Many orally administered cancer medications are expensive and are usually covered under the prescription drug component of the health insurer’s plan. As a result, patients are often subject to substantially higher cost-sharing requirements for these drugs than for intravenously administered chemotherapeutic agents and other drugs covered under the medical benefit component of the plan.
“Advocates for parity have been concerned that differences in the coverage for medical and pharmacy benefits will mean that patients needing orally administered drugs will pay a larger share of the drug costs,” said Stacie B. Dusetzina, PhD, Associate Professor, Health Policy, and Ingram Associate Professor of Cancer Research, Vanderbilt University Medical Center, Nashville, TN.

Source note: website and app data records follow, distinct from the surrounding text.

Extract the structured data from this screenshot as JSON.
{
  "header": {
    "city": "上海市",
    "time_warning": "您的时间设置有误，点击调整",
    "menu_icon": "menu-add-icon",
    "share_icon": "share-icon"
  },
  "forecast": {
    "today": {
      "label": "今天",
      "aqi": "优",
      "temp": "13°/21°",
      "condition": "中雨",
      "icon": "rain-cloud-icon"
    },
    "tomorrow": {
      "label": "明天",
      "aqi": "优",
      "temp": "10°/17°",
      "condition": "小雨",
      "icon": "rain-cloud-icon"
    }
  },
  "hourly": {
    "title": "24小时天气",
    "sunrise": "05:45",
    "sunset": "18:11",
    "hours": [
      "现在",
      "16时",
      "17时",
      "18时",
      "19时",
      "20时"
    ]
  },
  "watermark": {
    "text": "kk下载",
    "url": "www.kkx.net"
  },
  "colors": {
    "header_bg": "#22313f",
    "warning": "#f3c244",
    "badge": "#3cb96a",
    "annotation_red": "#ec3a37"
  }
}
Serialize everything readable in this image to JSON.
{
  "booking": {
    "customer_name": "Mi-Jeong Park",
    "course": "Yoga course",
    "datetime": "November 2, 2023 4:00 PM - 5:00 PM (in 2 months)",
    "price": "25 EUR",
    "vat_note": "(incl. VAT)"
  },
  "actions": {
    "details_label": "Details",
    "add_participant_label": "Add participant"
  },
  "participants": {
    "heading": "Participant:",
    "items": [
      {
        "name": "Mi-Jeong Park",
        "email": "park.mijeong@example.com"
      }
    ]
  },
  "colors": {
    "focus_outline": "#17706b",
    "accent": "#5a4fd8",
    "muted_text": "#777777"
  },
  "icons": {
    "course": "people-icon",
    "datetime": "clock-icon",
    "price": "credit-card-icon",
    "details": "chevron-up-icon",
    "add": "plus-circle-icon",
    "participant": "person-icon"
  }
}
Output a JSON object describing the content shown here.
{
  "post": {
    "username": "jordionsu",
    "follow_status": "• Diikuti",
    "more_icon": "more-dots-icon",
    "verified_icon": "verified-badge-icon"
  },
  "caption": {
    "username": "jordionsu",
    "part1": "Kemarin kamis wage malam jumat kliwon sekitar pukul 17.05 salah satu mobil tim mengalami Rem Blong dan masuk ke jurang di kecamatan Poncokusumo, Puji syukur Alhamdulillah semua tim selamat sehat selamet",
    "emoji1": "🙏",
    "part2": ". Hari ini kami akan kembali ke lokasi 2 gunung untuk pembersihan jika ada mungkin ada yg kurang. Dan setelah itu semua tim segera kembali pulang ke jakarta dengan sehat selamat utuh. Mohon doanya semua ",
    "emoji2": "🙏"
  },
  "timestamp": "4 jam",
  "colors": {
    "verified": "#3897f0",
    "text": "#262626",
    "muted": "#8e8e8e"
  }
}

Whereas 43 states and Washington, DC, have passed oral drug legislation, a law to ensure parity in pricing between infused drugs and their oral counterparts is absent at the federal level. In March 2019, the Cancer Drug Parity Act (H.R. 1730 in the House and S. 741 in the Senate) was introduced at the federal level to end the out-of-pocket cost disparity for certain anticancer treatments based solely on how insurers classify these medications.
H.R. 1730 requires health plans that cover anticancer medications administered by a healthcare provider to provide no less favorable cost-sharing for prescribed, patient-administered anticancer medications. This requirement applies to medications that are: (1) approved by the FDA; (2) medically necessary for the cancer treatment; and (3) clinically appropriate in terms of type, frequency, extent, site, and duration.
To comply with this requirement, health plans may not, with respect to anticancer medications: (1) change or replace benefits to increase out-of-pocket costs; (2) reclassify benefits to increase costs; or (3) apply more restrictive limitations to orally administered medications than to intravenously administered or injected medications.
The bill, which was referred to the House Committee on Energy and Commerce on March 13, 2019, has a total of 112 sponsors, with at least 50 representatives from each party.
“We are thrilled that this bipartisan group of leaders in both the House and Senate have come together to help cancer patients ensure that they have affordable access to all available treatments. When passed into law, the Cancer Drug Parity Act will ensure that cancer patients—who are in the fight of their lives—don’t have to fight for the medications their oncologist prescribes,” said Robin Levy, Senior Director, Public Policy and Advocacy, International Myeloma Foundation, who chairs the Coalition to Improve Access to Cancer Care.
The legislation addresses oral drug parity for patients with federally regulated group and self-insured health plans, and therefore will not apply to patients with Medicare, Ms Levy noted. “Both the House and Senate have seriously considered proposals that would create an out-of-pocket cap for Medicare patients, which would restrict what the patients would be required to pay for their drugs over the course of the year, and we’re supportive of that,” she said.
Until the Senate takes action on H.R. 1730, oral parity bills are pending in North Carolina and the Coalition to Improve Access to Cancer Care is looking to build coalitions in Michigan, Idaho, and South Carolina, adding to legislation that already exists in other states and Washington, DC.